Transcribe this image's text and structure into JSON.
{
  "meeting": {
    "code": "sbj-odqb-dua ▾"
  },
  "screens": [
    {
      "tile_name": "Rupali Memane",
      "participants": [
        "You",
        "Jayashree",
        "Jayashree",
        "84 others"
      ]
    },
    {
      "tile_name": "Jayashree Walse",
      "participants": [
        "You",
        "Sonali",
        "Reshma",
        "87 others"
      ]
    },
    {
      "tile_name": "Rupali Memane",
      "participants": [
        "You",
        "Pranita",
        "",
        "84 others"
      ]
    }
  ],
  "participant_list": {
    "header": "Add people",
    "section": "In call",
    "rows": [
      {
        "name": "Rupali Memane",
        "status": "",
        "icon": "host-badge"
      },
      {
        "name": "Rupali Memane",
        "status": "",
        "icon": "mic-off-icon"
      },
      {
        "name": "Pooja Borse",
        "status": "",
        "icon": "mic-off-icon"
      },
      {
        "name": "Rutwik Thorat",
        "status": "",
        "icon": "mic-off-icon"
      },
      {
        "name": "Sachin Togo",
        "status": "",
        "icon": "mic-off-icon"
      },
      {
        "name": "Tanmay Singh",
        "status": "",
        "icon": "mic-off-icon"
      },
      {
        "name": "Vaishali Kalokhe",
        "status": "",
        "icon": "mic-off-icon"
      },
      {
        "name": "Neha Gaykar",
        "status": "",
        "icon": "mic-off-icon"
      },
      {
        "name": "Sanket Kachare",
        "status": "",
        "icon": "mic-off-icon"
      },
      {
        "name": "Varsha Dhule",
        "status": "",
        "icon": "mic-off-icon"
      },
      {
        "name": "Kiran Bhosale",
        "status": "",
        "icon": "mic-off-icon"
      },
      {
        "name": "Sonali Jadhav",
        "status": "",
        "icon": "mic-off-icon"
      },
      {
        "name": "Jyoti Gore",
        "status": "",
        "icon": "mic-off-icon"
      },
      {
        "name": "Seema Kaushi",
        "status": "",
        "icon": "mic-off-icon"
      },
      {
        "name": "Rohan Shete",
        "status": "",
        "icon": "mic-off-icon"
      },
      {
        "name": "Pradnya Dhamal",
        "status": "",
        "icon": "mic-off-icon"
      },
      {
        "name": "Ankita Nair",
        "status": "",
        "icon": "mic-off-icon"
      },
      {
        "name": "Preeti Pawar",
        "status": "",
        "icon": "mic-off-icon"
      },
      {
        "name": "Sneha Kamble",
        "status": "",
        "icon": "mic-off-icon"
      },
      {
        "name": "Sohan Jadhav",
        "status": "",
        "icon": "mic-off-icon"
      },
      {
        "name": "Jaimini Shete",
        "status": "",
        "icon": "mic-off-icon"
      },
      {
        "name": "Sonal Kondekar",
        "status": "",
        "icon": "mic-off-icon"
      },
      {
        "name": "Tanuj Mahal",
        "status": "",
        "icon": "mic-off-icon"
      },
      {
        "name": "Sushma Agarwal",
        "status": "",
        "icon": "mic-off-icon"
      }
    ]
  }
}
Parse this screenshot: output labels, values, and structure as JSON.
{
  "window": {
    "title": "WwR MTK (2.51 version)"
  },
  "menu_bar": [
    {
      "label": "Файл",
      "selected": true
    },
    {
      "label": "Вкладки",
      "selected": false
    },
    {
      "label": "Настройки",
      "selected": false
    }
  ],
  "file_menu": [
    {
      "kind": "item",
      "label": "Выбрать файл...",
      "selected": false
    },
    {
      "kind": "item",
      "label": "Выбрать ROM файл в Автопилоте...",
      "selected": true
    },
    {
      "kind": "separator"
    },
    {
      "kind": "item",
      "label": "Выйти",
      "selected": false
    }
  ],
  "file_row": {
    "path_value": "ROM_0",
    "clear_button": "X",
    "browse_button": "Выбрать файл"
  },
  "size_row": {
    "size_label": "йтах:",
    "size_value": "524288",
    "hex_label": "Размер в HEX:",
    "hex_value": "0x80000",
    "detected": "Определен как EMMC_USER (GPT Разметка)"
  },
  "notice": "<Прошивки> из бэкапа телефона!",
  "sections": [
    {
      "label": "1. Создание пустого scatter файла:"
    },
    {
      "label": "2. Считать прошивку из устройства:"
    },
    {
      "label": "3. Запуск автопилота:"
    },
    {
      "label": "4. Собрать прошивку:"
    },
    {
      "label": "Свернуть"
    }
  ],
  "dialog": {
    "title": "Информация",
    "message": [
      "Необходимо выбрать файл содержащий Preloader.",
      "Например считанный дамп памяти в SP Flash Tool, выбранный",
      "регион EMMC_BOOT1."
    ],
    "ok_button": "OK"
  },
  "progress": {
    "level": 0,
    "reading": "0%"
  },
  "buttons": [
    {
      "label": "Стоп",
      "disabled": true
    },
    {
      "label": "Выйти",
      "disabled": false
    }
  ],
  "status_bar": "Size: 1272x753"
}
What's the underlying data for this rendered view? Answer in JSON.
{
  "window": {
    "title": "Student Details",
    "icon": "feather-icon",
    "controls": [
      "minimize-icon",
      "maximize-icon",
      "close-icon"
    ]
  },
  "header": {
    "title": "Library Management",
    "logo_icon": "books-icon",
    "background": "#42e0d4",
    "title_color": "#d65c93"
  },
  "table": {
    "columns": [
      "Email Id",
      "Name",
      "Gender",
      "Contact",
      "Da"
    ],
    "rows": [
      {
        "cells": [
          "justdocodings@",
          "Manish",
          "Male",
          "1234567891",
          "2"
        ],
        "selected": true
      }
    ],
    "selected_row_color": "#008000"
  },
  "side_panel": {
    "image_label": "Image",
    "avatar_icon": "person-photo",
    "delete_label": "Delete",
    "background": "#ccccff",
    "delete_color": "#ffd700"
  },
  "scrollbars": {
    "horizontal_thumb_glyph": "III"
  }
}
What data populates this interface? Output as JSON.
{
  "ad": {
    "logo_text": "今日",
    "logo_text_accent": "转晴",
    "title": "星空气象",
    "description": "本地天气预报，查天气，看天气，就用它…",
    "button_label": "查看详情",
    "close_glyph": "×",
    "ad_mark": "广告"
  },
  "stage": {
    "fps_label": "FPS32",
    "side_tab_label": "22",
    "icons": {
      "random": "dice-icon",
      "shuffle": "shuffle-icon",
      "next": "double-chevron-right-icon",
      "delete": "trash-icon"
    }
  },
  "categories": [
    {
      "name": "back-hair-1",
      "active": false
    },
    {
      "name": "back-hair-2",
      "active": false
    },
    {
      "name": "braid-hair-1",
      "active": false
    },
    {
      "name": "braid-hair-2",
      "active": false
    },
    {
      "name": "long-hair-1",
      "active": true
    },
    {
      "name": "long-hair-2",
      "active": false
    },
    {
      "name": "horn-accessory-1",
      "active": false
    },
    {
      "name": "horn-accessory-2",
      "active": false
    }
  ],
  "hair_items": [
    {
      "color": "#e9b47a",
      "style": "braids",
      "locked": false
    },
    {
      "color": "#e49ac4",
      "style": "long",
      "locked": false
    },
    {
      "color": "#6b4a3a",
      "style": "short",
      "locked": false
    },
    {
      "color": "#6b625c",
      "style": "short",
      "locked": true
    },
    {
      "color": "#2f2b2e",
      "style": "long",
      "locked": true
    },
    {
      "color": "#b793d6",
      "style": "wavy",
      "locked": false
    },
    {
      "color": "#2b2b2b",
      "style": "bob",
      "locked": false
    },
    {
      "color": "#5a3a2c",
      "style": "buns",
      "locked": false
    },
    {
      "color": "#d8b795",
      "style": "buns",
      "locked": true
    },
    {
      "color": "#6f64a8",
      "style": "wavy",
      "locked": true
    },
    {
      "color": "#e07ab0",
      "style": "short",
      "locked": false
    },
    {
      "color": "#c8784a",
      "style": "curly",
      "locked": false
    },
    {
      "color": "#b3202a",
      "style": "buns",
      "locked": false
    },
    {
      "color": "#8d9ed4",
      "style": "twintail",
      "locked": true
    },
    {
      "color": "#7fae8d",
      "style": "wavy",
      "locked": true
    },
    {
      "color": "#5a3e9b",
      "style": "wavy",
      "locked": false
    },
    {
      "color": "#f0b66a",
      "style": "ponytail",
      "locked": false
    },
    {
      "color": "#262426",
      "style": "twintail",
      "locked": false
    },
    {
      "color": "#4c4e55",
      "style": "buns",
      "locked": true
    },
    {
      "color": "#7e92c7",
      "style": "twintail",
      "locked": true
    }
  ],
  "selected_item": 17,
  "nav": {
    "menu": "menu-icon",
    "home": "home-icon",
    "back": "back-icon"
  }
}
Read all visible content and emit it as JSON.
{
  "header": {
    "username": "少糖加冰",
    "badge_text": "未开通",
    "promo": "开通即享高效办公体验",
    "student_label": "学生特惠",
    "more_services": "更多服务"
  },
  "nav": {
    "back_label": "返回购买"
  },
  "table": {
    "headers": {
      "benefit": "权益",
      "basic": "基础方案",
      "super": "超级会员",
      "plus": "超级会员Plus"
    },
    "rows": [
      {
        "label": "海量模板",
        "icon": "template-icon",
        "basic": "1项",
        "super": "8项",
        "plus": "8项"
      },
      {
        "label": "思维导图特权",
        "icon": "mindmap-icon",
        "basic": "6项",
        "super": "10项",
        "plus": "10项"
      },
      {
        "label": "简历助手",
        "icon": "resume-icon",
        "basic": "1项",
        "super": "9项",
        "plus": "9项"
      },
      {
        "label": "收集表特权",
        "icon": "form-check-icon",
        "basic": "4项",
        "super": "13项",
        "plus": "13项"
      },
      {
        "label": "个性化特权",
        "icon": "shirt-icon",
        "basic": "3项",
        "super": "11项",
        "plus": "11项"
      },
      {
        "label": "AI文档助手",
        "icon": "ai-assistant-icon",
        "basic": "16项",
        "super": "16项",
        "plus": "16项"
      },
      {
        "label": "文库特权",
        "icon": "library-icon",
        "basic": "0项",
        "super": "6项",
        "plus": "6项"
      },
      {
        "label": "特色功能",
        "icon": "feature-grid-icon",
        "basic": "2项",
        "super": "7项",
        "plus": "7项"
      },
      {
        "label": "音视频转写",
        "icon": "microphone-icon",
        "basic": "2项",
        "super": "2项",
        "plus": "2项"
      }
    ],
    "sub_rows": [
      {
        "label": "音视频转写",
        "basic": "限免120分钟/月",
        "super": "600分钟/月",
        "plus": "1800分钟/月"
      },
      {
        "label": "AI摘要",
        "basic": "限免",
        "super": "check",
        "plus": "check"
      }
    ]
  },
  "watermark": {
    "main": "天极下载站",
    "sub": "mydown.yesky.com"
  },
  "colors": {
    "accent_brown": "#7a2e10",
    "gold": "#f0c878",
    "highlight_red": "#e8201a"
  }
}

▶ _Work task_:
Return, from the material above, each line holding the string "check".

▶ _Solution below_:
        "icon": "form-check-icon",
        "super": "check",
        "plus": "check"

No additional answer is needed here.